A technique frequently used in racing is to rotate the gauges so that all needles or indicators are pointed to the directly vertical position when operating normally. The driver does not need to conciously scan the gauges, but can instead use his/her peripheral vision to determine the state of the car.

The Pedals - The pedals, like the steering wheel are a leverage item. The driver's legs will tire if not given a position of leverage. Likewise, the driver's legs may tire anyway, due to an inappropriate leverage fulcrum in the actual pedal system. Assuming the

pedals and levels are well designed, we can focus on the driver's legs. To be most effective the driver's legs should be bent slightly when the pedals are fully engaged, and should be bent somewhat more when the pedals are not engaged. The calf portion of the leg should probably not be at less than 120 degrees angle in relation to the thigh when the pedals are disengaged. See below:

Other Controls - Positioning of controls such as the gear shift, kill switch, and adjustment knobs should be carefully considered. It does no good if shifting is hampered by the steering wheel, or if the kill switch is buried away from rescue crew access.

Safety/Ergonomics Design Tips

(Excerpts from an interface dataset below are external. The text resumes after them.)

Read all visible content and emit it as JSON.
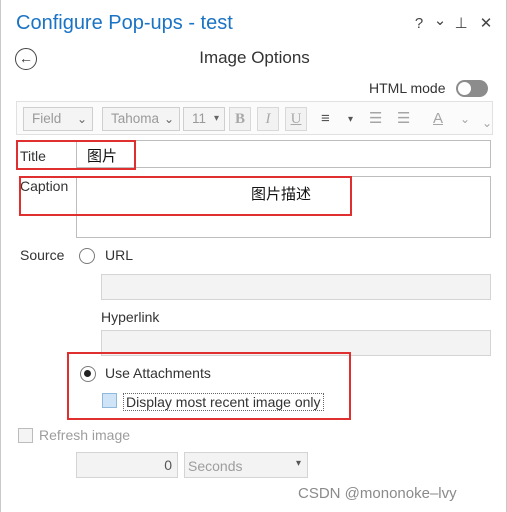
{
  "pane": {
    "title": "Configure Pop-ups - test",
    "help_glyph": "?",
    "menu_glyph": "⌄",
    "pin_glyph": "⊥",
    "close_glyph": "✕"
  },
  "panel": {
    "heading": "Image Options",
    "back_glyph": "←"
  },
  "html_mode": {
    "label": "HTML mode",
    "enabled": false
  },
  "toolbar": {
    "field_select": "Field",
    "font_select": "Tahoma",
    "size_select": "11",
    "bold": "B",
    "italic": "I",
    "underline": "U",
    "align_glyph": "≡",
    "bullets_glyph": "☰",
    "numbering_glyph": "☰",
    "font_color_glyph": "A",
    "dropdown_glyph": "▾",
    "overflow_glyph": "⌄"
  },
  "title_field": {
    "label": "Title",
    "value": "图片"
  },
  "caption_field": {
    "label": "Caption",
    "value": "图片描述"
  },
  "source": {
    "label": "Source",
    "url_label": "URL",
    "url_value": "",
    "hyperlink_label": "Hyperlink",
    "hyperlink_value": "",
    "use_attachments_label": "Use Attachments",
    "use_attachments_selected": true,
    "url_selected": false,
    "display_recent_label": "Display most recent image only",
    "display_recent_checked": false
  },
  "refresh": {
    "label": "Refresh image",
    "checked": false,
    "interval_value": "0",
    "unit": "Seconds"
  },
  "watermark": "CSDN @mononoke–lvy",
  "colors": {
    "title_blue": "#1a73c4",
    "highlight_red": "#e02f2f",
    "checkbox_blue": "#cfe5f7"
  }
}
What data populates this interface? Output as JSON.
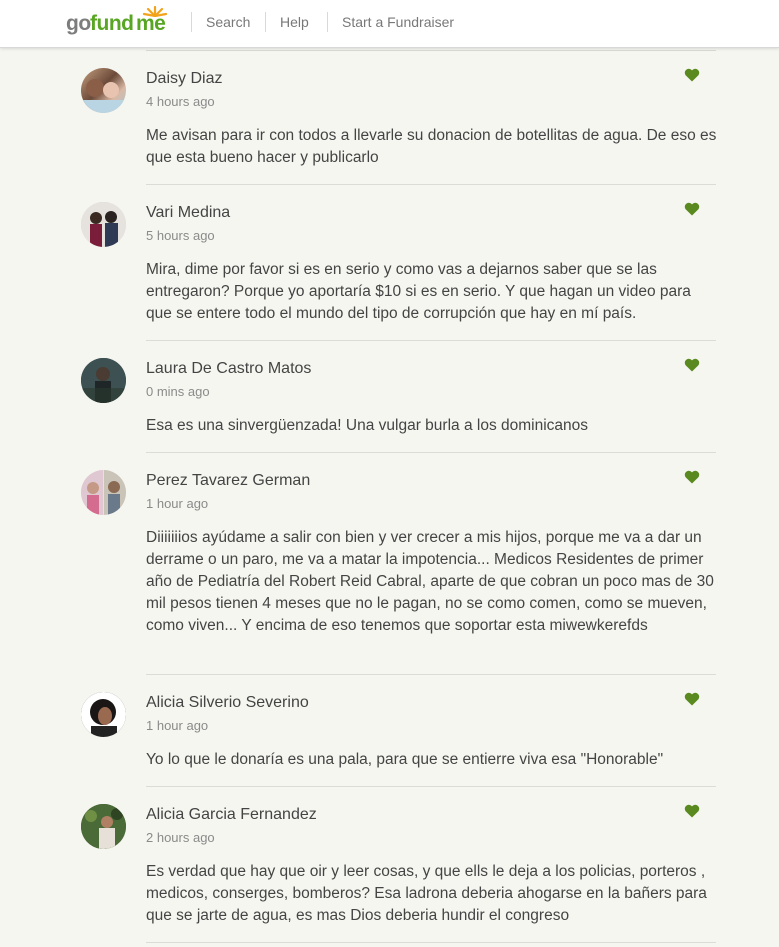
{
  "header": {
    "logo": {
      "go": "go",
      "fund": "fund",
      "me": "me"
    },
    "nav": [
      {
        "label": "Search"
      },
      {
        "label": "Help"
      },
      {
        "label": "Start a Fundraiser"
      }
    ]
  },
  "colors": {
    "brand_green": "#58a623",
    "heart_green": "#5a8a1f",
    "background": "#f6f6f1"
  },
  "comments": [
    {
      "name": "Daisy Diaz",
      "time": "4 hours ago",
      "text": "Me avisan para ir con todos a llevarle su donacion de botellitas de agua. De eso es que esta bueno hacer y publicarlo"
    },
    {
      "name": "Vari Medina",
      "time": "5 hours ago",
      "text": "Mira, dime por favor si es en serio y como vas a dejarnos saber que se las entregaron? Porque yo aportaría $10 si es en serio. Y que hagan un video para que se entere todo el mundo del tipo de corrupción que hay en mí país."
    },
    {
      "name": "Laura De Castro Matos",
      "time": "0 mins ago",
      "text": "Esa es una sinvergüenzada! Una vulgar burla a los dominicanos"
    },
    {
      "name": "Perez Tavarez German",
      "time": "1 hour ago",
      "text": "Diiiiiiios ayúdame a salir con bien y ver crecer a mis hijos, porque me va a dar un derrame o un paro, me va a matar la impotencia... Medicos Residentes de primer año de Pediatría del Robert Reid Cabral, aparte de que cobran un poco mas de 30 mil pesos tienen 4 meses que no le pagan, no se como comen, como se mueven, como viven... Y encima de eso tenemos que soportar esta miwewkerefds"
    },
    {
      "name": "Alicia Silverio Severino",
      "time": "1 hour ago",
      "text": "Yo lo que le donaría es una pala, para que se entierre viva esa \"Honorable\""
    },
    {
      "name": "Alicia Garcia Fernandez",
      "time": "2 hours ago",
      "text": "Es verdad que hay que oir y leer cosas, y que ells le deja a los policias, porteros , medicos, conserges, bomberos? Esa ladrona deberia ahogarse en la bañers para que se jarte de agua, es mas Dios deberia hundir el congreso"
    }
  ]
}
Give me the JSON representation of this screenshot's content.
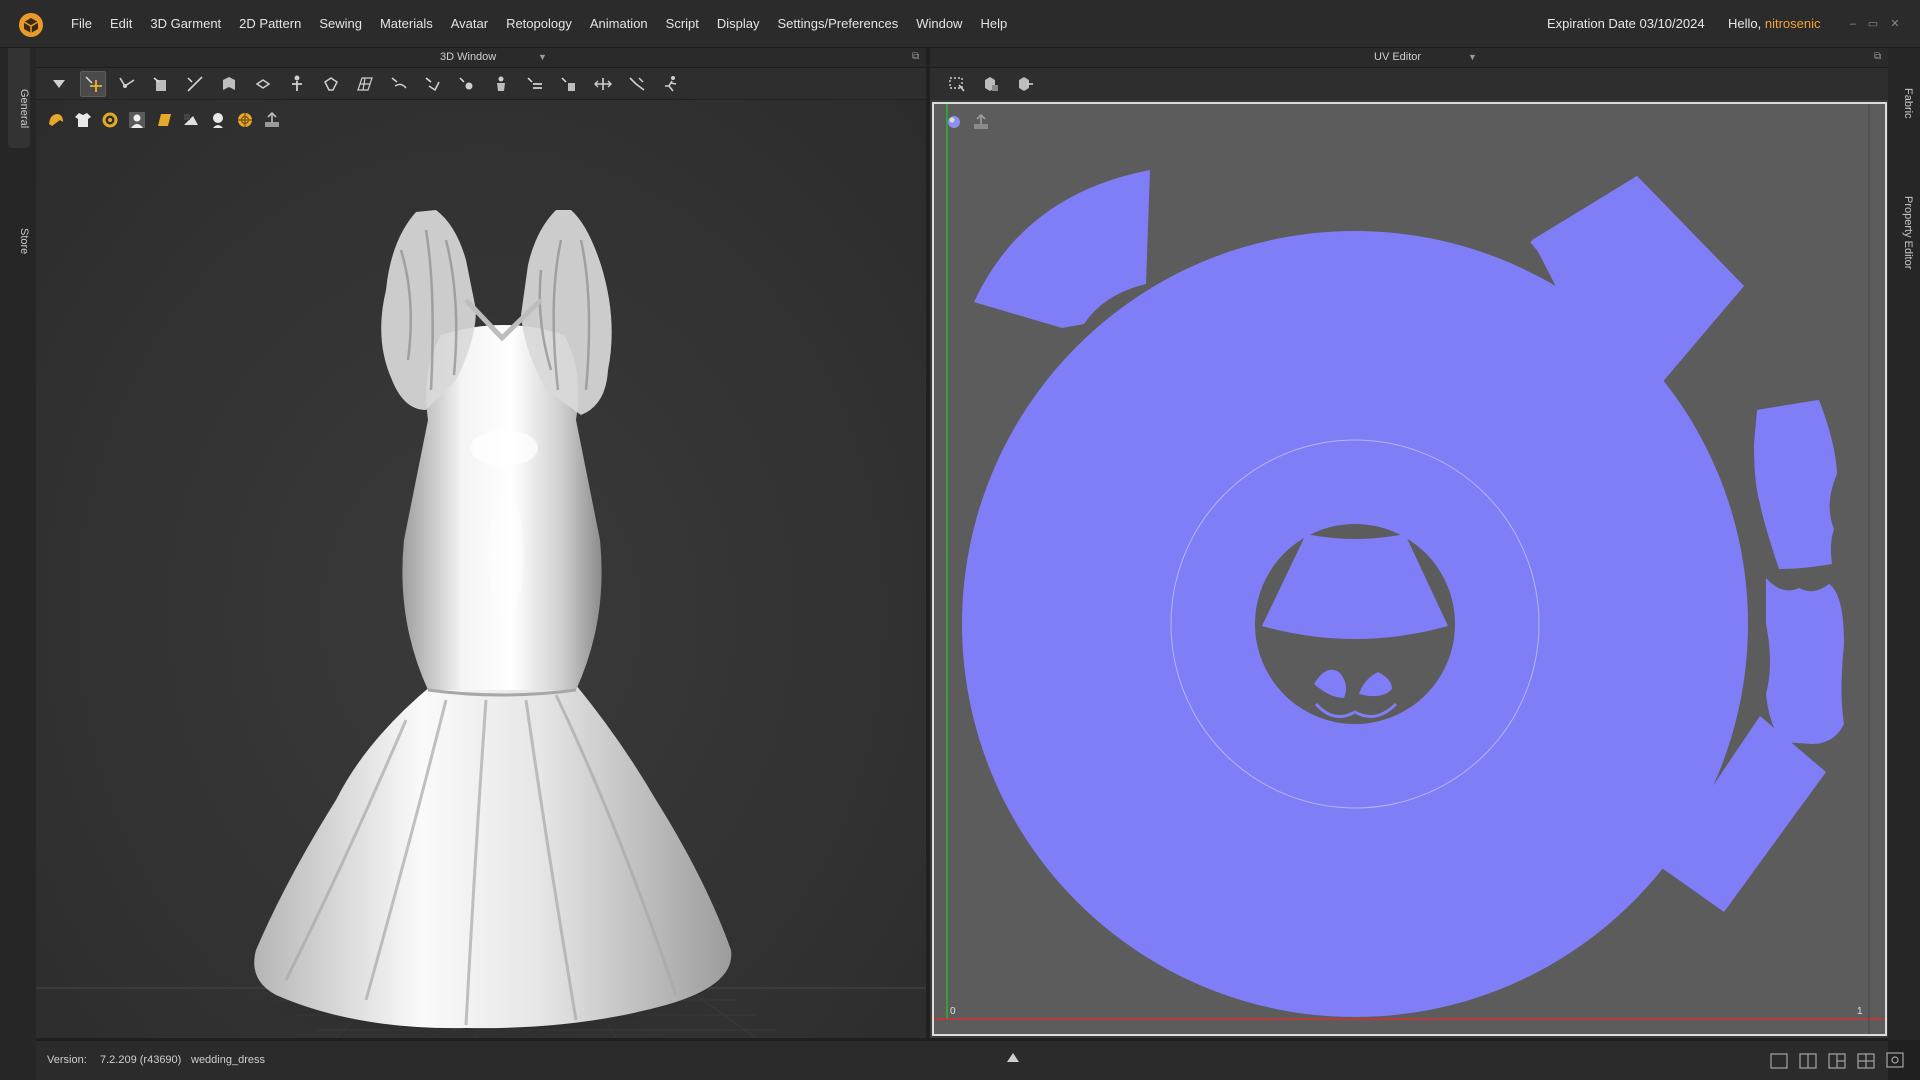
{
  "menubar": {
    "items": [
      "File",
      "Edit",
      "3D Garment",
      "2D Pattern",
      "Sewing",
      "Materials",
      "Avatar",
      "Retopology",
      "Animation",
      "Script",
      "Display",
      "Settings/Preferences",
      "Window",
      "Help"
    ],
    "expiration": "Expiration Date 03/10/2024",
    "greeting_prefix": "Hello, ",
    "user_name": "nitrosenic",
    "window_controls": [
      "–",
      "▭",
      "✕"
    ]
  },
  "left_tabs": {
    "general": "General",
    "store": "Store"
  },
  "right_tabs": {
    "fabric": "Fabric",
    "property_editor": "Property Editor"
  },
  "panel_3d": {
    "title": "3D Window",
    "tools": [
      "select-move-icon",
      "transform-icon",
      "edit-point-icon",
      "tack-icon",
      "straight-line-icon",
      "fold-icon",
      "pin-icon",
      "avatar-measure-icon",
      "fitting-icon",
      "grid-icon",
      "style-line-icon",
      "sewing-icon",
      "ease-icon",
      "button-icon",
      "topstitch-icon",
      "puckering-icon",
      "trim-icon",
      "fold-arrange-icon",
      "strap-icon",
      "animation-icon"
    ],
    "quick_icons": [
      "hair-icon",
      "garment-icon",
      "trim-visibility-icon",
      "avatar-icon",
      "shoes-icon",
      "texture-icon",
      "avatar-skin-icon",
      "arrange-icon",
      "export-icon"
    ]
  },
  "panel_uv": {
    "title": "UV Editor",
    "tools": [
      "uv-select-icon",
      "uv-transform-icon",
      "uv-arrange-icon"
    ],
    "quick_icons": [
      "texture-ball-icon",
      "export-icon"
    ],
    "axis_origin_label": "0",
    "axis_end_label": "1"
  },
  "colors": {
    "uv_fill": "#7f7ef6",
    "uv_background": "#5c5c5c",
    "accent_orange": "#f1a33a",
    "axis_green": "#2db52d",
    "axis_red": "#d23030"
  },
  "statusbar": {
    "version_label": "Version:",
    "version_value": "7.2.209 (r43690)",
    "file_name": "wedding_dress"
  }
}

Use energy absorbing materials in the collapsable crash structure - In lower cost racing cars, most of the car is usually built from mild steel. Using that same mild steel in areas such as wishbones means that impacts will bend the material long before it breaks the material, meaning energy absorption takes place over a longer period. For light weight, use a stressed skin over a lightweight core material - crushable zones such as the nose cone on a formula car can be made from balsa, honeycomb or high density styrofoam covered with a stressed skin of composites. Triangulate the driver "safety cell" to prevent collapse - The safety cell can be designed in such a way that a catastrophic impact which collapses the safety cell, will make the safety cell expand away from the driver, instead of collapsing it onto the driver. In the case of a frontal impact, this would mean the sides of the cockpit would expand outward, upward and downward, instead of inward. Use a clear windscreen or bodywork to increase vision - using lexan or other nonshattering clear material can help increase visibility without compromising the function of the bodywork. In some cases, the driver can be lowered for better CG (center of gravity), and the normally opaque bodywork replaced with clear lexan, to aid in re-establishing the vision field. Keep the fuel cell and battery away from the driver and danger. Keeping dangerous items away from the driver is sometimes very difficult. In order to reduce the weight balance change over a race, designers will frequently put the fuel cell at the CG, so that no matter how empty or full it is, it does not cause a front/rear or side-to-side weight bias. However, most drivers don't like to sit next to fuel. Use secured, sealed firewalls

between the fuel cell and driver compartment, and further, use the safety cell to protect the fuel cell from outside intrusions. Don't scrimp on safety. Use only top quality certified suppliers of safety equipment. The cost is perhaps high, but consider how much you value your life. Fuel cells (Sanctioning body certified), seat belts (5 or 6 point sanctioning body certified only!), and driver safety wear (Nomex, 2 or more layers minimum! -- anything less is like wearing nothing).